Now presenting, the very original Indian pasta- Dal Dhokli! Oh yes, it’s as authentic as fresh Italian pasta gets and if this is not Indian, nothing is. A recipe which has dal, gram flour (besan), whole mustard seeds, curry leaves, tamarind and jaggery- is just so Indian! I have to credit the link of the dal dhokli to pasta, to one of my aunt’s who when visiting her grandson in the US was requested by him to make pasta. This granny did not know how to make pasta but she sure knew what could be marketed as one! Promptly she made some delicious Dal Dhokli and served it, to her really thrilled-to-bits grandson and became a cool granny- forever!. 🙂
I have had varied versions of the dal dhokli in Gujarat, Maharashtra and Rajasthan. But the basic recipe- dough rolled and cut into diamond/square pieces and cooked by dropping it in boiling liquid-y dal made out of red gram dal (toor dal) and spiced with mustard, tamarind and sugar/jaggery. The way I make it, is by slightly modifying my mommy-dear’s recipe. When binding the dough, I use a mix of whole wheat flour and gram flour (besan) and I also add some garlic to the dal. If you know how to make gujarati dal or the maharashtrian aamti, all you need to do is mix 1 part besan with 2 part whole wheat flour, season with salt and red chilli powder, add a tsp of oil to the dough and bind it with water. Now roll this like a chapati, cut it into small diamond shapes and drop them in the boiling dal/aamti. Cook al dente just like pasta and serve with a dollop (1/2 tsp!! haha!) of desi ghee! Deliciousness!
You will need:
For the dhokli:
1/2 cup besan
1 1/2 cup whole wheat flour
1 tsp red chilli powder
salt to taste
1 tsp oil
Some water (about one cup) to bind the dough
– Mix all of the ingredients except water. Make a well in the flour and begin by adding a little water to it and mixing it well. Add water till it makes a dense but soft dough. Knead this well for five minutes and then keep it aside.
For the dal:
1 cup cooked toor (red gram) dal (cook this in the pressure cooker by adding 2 cups of water or just boil it till cooked and soft)

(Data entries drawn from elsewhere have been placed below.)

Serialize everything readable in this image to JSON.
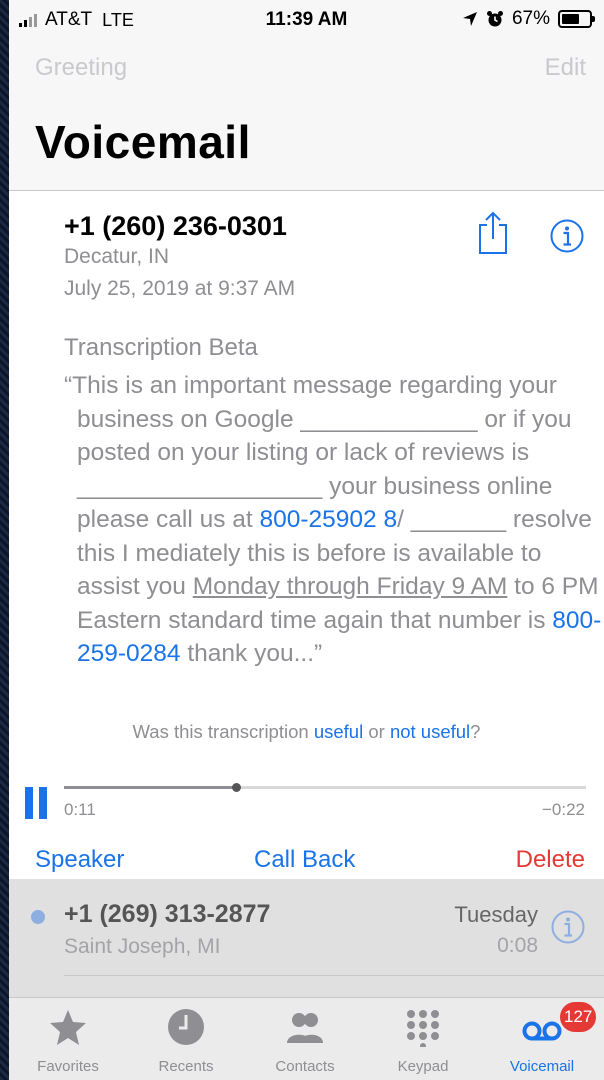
{
  "status_bar": {
    "carrier": "AT&T",
    "network": "LTE",
    "time": "11:39 AM",
    "battery_percent": "67%",
    "battery_level": 0.67
  },
  "nav": {
    "left_label": "Greeting",
    "right_label": "Edit",
    "title": "Voicemail"
  },
  "selected_voicemail": {
    "caller": "+1 (260) 236-0301",
    "location": "Decatur, IN",
    "datetime": "July 25, 2019 at 9:37 AM",
    "transcription_label": "Transcription Beta",
    "transcript": {
      "part1": "“This is an important message regarding your business on Google _____________ or if you posted on your listing or lack of reviews is __________________ your business online please call us at ",
      "link1": "800-25902 8",
      "part2": "/ _______ resolve this I mediately this is before is available to assist you ",
      "underlined": "Monday through Friday 9 AM",
      "part3": " to 6 PM Eastern standard time again that number is ",
      "link2": "800-259-0284",
      "part4": " thank you...”"
    },
    "feedback": {
      "prefix": "Was this transcription ",
      "useful": "useful",
      "middle": " or ",
      "not_useful": "not useful",
      "suffix": "?"
    },
    "player": {
      "elapsed": "0:11",
      "remaining": "−0:22",
      "progress": 0.33
    },
    "actions": {
      "speaker": "Speaker",
      "call_back": "Call Back",
      "delete": "Delete"
    }
  },
  "voicemail_list": [
    {
      "caller": "+1 (269) 313-2877",
      "location": "Saint Joseph, MI",
      "day": "Tuesday",
      "duration": "0:08",
      "unread": true
    }
  ],
  "tab_bar": {
    "tabs": [
      {
        "label": "Favorites",
        "icon": "star-icon"
      },
      {
        "label": "Recents",
        "icon": "clock-icon"
      },
      {
        "label": "Contacts",
        "icon": "contacts-icon"
      },
      {
        "label": "Keypad",
        "icon": "keypad-icon"
      },
      {
        "label": "Voicemail",
        "icon": "voicemail-icon",
        "badge": "127",
        "active": true
      }
    ]
  },
  "colors": {
    "accent": "#1a73e8",
    "destructive": "#e53935",
    "secondary_text": "#8e8e93"
  }
}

1 tsp whole mustard seeds
2 tsp oil
1/2 tsp asafoetida (hing)
1 tsp turmeric powder
4 cloves of garlic
6-8 curry leaves
1 tsp red chilli powder
1 inch piece of tamarind, soaked in 1/4 cup warm water
1 tbsp jaggery or a piece the size of a walnut
salt to taste
– Roll the dough into chapatis (0.5 inch thick) and then cut it into 1.5 inch diamond shapes or squares or whichever shape you want. You can even be adventurous and use a small cookie cutter for this.
– In a tray or on kitchen paper, sprinkle some whole wheat flour and on that put out these diamond shaped dhoklis.
– Next, in a deep pan/vessel, warm the oil then make tadka by adding the mustard seeds, turmeric, hing, curry leaves and garlic. Keep the cooked dal ready by mashing it to a smooth consistency well. Add the cooked dal to the tadka, mix well taking care that the dal does not stick to the bottom. Then add the remaining chilli powder, tamarind and jaggery. Adjust the thickness of the dal to pouring consistency (remember that the dal will thicken further when you add the dhokli to it). Bring the dal to a boil and then add the ready dhoklis to this and boil this mix till the dhokli is cooked al dente (this you can test by inserting a fork into it or just sampling one by eating it). Ensure that it is well seasoned.
– Serve hot by garnishing with some desi ghee and coriander.
P.S. : Because the sauce is of soup-like consistency, if you cook this and keep, it will become one huge thick mass. If you have to make this in advance, keep the dal and the dhoklis ready and cook them together just 10-15 minutes before serving.
Update: Thanks to Garima for bringing this to my notice. I also add 1 tsp of ajwain (carom seeds) to the dough. Oopsies!